Information developed in meetings held to examine emergency medical service (EMS) transportation in Lynn, Peabody, Saugus Swampscott, and Lynnfield, Massachusetts, is summarized. A regional plan which combines the emergency ambulances of these neighboring communities is shown to offer a higher level of community emergency medical care for fewer dollars than any plan requiring communities to act separately. The meeting participants-- representatives of the medical community and of public safety agencies in the five towns-- discussed the following issues: public perception of EMS transportation; ways in which EMS transportation could be improved; and effects of the 1973 Ambulance Law of Massachusetts. The proposed regional plan would replace six potentially obsolete vehicles with four fully staffed ambulances owned or contracted for by an independent, nonprofit EMS authority. The role of private ambulance companies and of police and fire services in the plan is outlined. An estimated annual operating budget for the service is presented (total annual cost, $473,616) . Two methods of distributing the operating costs of the service among the communities are presented. Quality of the proposed service is compared to that of the current system (both dedicated and non-dedicated crews) and of separate municipal systems with dedicated crews. The specific effects of a regional system on each community are described. Portions of this document are not fully legible.

  • Corporate Authors:

    North Shore Health Planning Council Incorporated

    Peabody, MA  United States 

    Public Health Service

    5600 Fishers Lane
    Rockville, MD  United States  20852
  • Publication Date: 1975-1-2

Media Info

  • Pagination: 17 p.

Subject/Index Terms

Filing Info

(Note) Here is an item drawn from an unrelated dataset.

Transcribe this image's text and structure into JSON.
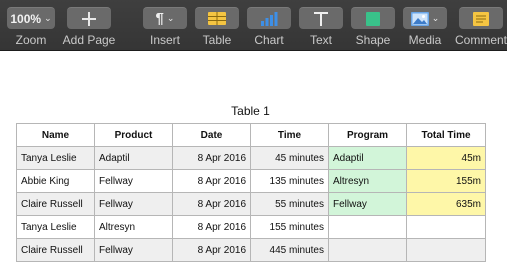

  • Accession Number: 00093691
  • Record Type: Publication
  • Source Agency: National Technical Information Service
  • Contract Numbers: PHS-01-H-0002-95-01-
  • Files: TRIS
  • Created Date: Feb 4 1976 12:00AM